PHILIP REEVES, BYLINE: The air is unpleasantly hot and sticky. That's what you would expect in summer, in a giant metropolis beside the Arabian Sea. That heat doesn't deter this flag-waving crowd. They're holding a sit-in in the middle of Karachi. It's in support of a man 5,000 miles away. That man is Altaf Hussain, one of Pakistan's most powerful and controversial leaders. His political party, the MQM, has dominated Karachi for years. These are his devotees. Hussain was arrested in Britain Tuesday on suspicion of money laundering. There's been a crowd here ever since. His arrest's having an extraordinary impact in Pakistan. Karachi's one of the world's largest cities. It's also one of its more violent. When people here heard Hussain was being held by Scotland Yard, they feared there would be riots. They rushed home, en masse, causing enormous traffic jams. After that, Karachi pretty much shut down. Yesterday, the city began coming back to life. Then rumors started flying and, by the afternoon, you didn't have to drive far to see anxiety kicking in again.
REEVES: Normally - this is normally a very busy area in town. Just looking at the shops out of the window - that one's closed, another's closed, open, closed, closed, closed, closed, closed. So the city is locking up. It's strange, seeing a vast and raucous port city stop in its tracks. Karachi is Pakistan's economic hub. It generates the lion's share of the national revenues. Lots of money's being lost, thanks to Scotland Yard's arrest of Hussain. Much of this is about fear - Karachi is awash with feuding ethnic and sectarian groups, armed with guns and grudges. Party workers regularly wind up dead. Hussain's chief following are Karachi's Urdu speakers, who originally migrated from India during partition. His party holds almost all Karachi's 20 seats in Pakistan's parliament. But his real power lies on the city streets, exercised by his multitude of activists. This is all about South Asia's tradition of personality cults, says Karachi journalist, Badar Alam.
BADAR ALAM: And he has, very carefully and very successfully, cultivated a personality cult. He is not just a political leader.

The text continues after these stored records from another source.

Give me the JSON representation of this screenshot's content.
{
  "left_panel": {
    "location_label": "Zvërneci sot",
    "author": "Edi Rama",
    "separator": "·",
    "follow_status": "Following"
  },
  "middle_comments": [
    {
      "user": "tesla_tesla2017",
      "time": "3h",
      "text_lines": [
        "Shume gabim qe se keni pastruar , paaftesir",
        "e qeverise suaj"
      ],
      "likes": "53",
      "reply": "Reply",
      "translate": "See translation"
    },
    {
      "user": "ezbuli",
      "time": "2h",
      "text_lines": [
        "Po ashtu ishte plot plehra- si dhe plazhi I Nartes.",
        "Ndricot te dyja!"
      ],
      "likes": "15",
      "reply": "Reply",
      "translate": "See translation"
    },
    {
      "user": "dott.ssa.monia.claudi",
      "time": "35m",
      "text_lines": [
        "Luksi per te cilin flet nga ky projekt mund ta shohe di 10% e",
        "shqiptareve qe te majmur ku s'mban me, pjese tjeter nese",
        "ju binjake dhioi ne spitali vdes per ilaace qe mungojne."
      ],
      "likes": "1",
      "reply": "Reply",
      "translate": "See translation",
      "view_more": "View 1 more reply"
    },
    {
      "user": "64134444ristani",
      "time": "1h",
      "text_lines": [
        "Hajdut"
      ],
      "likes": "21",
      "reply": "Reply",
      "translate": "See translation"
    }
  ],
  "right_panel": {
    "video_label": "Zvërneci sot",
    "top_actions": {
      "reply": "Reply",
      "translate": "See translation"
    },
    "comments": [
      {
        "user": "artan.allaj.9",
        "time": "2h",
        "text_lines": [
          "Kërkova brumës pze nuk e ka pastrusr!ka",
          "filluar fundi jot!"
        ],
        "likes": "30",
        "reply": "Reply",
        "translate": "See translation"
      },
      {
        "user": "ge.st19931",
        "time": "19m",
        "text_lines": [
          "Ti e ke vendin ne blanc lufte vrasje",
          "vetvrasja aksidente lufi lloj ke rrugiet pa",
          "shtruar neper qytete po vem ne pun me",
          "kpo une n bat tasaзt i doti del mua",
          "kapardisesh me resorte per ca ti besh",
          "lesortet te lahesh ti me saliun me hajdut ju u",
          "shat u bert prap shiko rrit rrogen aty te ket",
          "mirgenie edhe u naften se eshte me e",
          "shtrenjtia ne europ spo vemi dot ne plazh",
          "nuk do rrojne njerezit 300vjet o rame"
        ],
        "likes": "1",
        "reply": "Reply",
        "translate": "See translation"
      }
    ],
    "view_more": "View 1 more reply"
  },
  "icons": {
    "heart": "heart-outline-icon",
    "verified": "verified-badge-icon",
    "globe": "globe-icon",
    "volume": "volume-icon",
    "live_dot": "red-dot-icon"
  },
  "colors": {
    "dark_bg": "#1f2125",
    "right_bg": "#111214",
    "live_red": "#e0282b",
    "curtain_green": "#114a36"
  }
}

He is also known as a spiritual leader for the community that he represents.
REEVES: Hussain's political enemies have, over the years, accused his party of murder and extortion and land grabbing - allegations the party denies.
MUHAMMAD FAROOQ SATTAR: They are fabricated, concocted.
REEVES: That's Muhammad Farooq Sattar, a top MQM politician. In the early '90s, Hussain took refuge in London, and has run his MQM party from there ever since. His absence doesn't seem to matter to his devotees at the sit-in. Sattar says they'll stay here, in the sweltering heat, until they're sure the British are treating their beloved leader properly.
SATTAR: They are concerned about whether his basic rights are being protected. And their gravest concern is safety of his health, his life, his well-being.
REEVES: The order's gone out to Hussain's followers to stay calm and they seem to be obeying. But plenty of people here worry about what might happen in Karachi if their beloved leader winds up in a British jail. Philip Reeves, NPR News, Karachi.
INSKEEP: This is NPR News. Transcript provided by NPR, Copyright NPR.